The Environmental Protection Agency recently announced that it could finalize the requirements for the 2014 renewable fuel standard (RFS) by late June. The RFS tells refiners how much ethanol they are legally obligated to blend into fuel supplies this year.
This timeline is not good enough.
After all, by late June the year is already half over. It’s like informing taxpayers in June what their tax rates will be for the full year, giving them just half the year remaining to adjust their withholding accordingly.
Law provides clear deadlines
Whatever other problems the RFS has (and I have blogged about those before), one thing is clear: EPA is required to finalize the numbers for any year by November 30 before that year begins. That’s common sense as well as common fairness.
This isn’t a one-time problem: For 2013, EPA failed to issue the final ethanol blending requirements until last August. By that point, more than 60 percent of 2013 had elapsed.
Earlier today, the Government Accounting Office issued a report noting that EPA’s delay in issuing annual targets “contributes to industry uncertainty” and drives up compliance costs.
Backtracking on blend wall relief?
Even worse than these delays is that EPA seems to be hinting it may backtrack on the proposed fix it offered last year to the so-called E10 “blend wall” – what industry calls the point at which the volume of renewable fuels mandated by EPA exceeds the volume that can be practically blended into gasoline and diesel.
When EPA issued its proposed RFS numbers for 2014 in November – about the time it should have been issuing final numbers – it offered a bit of temporary good sense.
At the time, EPA suggested that the agency wouldn’t force refiners in 2014 to blend ethanol volumes exceeding 10 percent into the motor fuels they produce. Car manufacturers generally will not warrant vehicles that are not designed to use ethanol in volumes over 10 percent.
Moreover, the majority of the nation’s retail fuels infrastructure is not certified to handle higher ethanol blends.
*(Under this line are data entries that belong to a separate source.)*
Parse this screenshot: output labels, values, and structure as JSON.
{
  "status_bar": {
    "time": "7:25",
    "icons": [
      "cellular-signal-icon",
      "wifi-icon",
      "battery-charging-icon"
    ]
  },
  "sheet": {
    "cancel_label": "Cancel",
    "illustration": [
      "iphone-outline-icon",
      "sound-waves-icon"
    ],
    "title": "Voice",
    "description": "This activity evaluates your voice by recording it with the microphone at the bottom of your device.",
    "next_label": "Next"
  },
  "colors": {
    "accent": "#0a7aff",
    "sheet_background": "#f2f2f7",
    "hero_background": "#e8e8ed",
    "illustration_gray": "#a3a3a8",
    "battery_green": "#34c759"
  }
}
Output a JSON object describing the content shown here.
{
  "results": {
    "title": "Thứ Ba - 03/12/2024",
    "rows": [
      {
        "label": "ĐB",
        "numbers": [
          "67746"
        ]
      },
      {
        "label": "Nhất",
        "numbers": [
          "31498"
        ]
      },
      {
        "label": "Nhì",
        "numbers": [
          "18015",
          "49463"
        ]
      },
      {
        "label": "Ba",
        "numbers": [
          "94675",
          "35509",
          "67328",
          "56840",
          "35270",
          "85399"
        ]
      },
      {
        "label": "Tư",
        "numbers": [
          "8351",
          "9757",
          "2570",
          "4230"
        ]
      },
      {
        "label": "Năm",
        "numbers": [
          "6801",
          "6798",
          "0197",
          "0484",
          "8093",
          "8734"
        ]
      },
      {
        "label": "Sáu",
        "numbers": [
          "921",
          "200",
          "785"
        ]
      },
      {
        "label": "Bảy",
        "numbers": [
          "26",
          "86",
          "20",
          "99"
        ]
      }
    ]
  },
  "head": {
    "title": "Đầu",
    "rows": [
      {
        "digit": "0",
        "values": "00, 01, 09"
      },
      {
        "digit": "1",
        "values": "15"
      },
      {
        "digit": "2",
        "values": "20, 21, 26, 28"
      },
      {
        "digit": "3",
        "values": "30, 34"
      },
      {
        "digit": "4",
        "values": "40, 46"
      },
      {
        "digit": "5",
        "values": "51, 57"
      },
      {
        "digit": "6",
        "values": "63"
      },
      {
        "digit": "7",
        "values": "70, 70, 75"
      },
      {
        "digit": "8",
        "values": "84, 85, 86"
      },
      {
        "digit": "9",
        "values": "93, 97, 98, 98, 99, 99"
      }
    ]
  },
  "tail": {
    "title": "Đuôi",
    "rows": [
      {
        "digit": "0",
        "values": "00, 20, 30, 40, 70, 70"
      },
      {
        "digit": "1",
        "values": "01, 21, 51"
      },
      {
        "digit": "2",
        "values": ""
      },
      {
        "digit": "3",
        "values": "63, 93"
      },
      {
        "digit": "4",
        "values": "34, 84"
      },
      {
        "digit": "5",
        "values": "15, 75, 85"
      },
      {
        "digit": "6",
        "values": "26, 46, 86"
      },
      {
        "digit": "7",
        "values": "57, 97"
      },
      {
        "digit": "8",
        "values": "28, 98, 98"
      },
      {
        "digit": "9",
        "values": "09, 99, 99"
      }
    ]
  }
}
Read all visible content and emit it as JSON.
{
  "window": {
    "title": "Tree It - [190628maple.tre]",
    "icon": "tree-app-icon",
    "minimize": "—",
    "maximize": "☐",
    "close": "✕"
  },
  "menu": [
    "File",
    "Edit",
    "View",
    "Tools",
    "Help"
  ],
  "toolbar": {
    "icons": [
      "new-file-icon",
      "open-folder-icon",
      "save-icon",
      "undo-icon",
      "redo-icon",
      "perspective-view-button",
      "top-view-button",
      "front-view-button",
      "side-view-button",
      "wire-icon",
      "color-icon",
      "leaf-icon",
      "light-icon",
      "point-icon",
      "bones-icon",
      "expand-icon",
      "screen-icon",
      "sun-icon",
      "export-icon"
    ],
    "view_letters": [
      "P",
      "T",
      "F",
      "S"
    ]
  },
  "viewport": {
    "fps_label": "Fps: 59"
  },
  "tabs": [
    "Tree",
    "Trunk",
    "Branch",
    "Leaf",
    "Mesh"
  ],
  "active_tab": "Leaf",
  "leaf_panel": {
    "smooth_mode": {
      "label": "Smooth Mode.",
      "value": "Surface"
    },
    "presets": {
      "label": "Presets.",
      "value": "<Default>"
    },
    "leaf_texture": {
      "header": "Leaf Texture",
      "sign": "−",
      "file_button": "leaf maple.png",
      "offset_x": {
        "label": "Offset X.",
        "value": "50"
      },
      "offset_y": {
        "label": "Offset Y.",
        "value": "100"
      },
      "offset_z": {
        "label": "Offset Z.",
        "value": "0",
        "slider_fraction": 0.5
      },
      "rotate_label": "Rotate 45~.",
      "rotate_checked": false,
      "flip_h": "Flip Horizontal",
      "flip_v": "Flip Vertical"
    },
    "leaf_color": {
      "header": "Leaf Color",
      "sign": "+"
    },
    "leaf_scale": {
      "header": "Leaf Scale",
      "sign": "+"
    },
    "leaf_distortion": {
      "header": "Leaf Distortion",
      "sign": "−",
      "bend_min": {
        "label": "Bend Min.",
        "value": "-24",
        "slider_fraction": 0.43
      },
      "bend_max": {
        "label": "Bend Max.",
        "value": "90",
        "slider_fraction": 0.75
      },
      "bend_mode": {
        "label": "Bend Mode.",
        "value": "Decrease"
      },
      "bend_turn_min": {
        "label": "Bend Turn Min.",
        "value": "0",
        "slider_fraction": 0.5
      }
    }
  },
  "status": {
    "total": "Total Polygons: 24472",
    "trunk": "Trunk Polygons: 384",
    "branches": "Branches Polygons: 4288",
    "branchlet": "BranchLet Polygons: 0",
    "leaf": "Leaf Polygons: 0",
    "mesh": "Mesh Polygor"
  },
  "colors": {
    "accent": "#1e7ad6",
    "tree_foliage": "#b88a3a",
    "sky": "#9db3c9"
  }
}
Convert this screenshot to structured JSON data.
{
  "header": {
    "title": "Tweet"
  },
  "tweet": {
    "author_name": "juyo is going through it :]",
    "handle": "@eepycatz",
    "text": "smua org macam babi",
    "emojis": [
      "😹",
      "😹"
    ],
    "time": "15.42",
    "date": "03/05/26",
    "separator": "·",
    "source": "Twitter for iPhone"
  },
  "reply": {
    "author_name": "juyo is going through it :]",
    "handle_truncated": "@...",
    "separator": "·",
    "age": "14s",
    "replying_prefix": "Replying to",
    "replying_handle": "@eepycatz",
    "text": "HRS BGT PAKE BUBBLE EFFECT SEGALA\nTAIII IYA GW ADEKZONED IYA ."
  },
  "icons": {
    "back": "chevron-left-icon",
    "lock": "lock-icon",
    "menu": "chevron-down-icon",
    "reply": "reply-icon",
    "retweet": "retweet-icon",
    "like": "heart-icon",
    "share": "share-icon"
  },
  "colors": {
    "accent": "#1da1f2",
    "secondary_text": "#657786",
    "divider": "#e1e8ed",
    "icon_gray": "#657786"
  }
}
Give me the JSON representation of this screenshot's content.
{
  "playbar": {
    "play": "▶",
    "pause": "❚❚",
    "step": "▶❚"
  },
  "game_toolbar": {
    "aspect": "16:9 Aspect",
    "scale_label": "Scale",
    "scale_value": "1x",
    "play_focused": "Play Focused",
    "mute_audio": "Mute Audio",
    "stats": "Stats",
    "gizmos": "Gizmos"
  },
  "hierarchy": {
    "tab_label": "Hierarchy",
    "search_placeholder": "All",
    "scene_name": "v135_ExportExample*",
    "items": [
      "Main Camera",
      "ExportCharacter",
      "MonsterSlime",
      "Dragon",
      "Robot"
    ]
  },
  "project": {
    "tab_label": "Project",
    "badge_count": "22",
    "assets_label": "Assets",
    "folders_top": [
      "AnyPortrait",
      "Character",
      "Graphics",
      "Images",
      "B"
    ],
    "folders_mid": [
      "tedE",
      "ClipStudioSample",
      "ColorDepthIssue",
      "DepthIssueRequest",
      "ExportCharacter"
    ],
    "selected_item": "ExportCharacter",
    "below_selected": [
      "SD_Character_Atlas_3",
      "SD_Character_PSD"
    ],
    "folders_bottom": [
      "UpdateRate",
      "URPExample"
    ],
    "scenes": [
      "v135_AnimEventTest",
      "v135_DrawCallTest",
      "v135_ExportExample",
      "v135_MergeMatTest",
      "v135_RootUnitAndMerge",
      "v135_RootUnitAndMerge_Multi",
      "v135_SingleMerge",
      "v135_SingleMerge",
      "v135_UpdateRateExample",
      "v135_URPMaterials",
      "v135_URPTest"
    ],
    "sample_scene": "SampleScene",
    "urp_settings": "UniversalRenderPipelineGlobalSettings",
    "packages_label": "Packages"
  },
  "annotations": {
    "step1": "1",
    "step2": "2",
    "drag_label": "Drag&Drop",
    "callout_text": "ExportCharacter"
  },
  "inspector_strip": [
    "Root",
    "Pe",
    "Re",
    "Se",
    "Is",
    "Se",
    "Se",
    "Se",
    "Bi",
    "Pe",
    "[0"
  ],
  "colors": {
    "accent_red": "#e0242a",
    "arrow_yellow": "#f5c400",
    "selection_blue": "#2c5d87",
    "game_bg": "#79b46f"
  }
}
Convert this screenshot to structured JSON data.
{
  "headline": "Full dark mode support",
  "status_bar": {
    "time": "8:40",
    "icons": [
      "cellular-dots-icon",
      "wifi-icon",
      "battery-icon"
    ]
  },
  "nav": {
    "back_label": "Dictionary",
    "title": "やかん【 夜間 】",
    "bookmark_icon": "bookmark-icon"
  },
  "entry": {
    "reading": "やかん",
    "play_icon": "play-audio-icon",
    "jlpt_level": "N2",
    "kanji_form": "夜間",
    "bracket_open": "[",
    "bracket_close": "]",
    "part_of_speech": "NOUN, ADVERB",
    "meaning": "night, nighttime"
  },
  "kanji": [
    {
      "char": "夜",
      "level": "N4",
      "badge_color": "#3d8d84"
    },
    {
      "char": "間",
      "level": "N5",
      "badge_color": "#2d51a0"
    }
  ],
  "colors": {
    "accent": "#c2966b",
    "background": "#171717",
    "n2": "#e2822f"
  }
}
So some relief from a government mandate forcing refiners to make and distribute products that many think are unwise seemed like a good thing. That’s why EPA’s recent suggestion that it may curtail that relief is so discouraging.
Bad law, little benefit
The RFS is bad law that hurts businesses and hurts consumers, with no discernible economic or environmental benefit.
The fact that the federal government can’t hold itself accountable and administer the RFS by sticking to legally prescribed deadlines is further evidence that the whole program should be scrapped.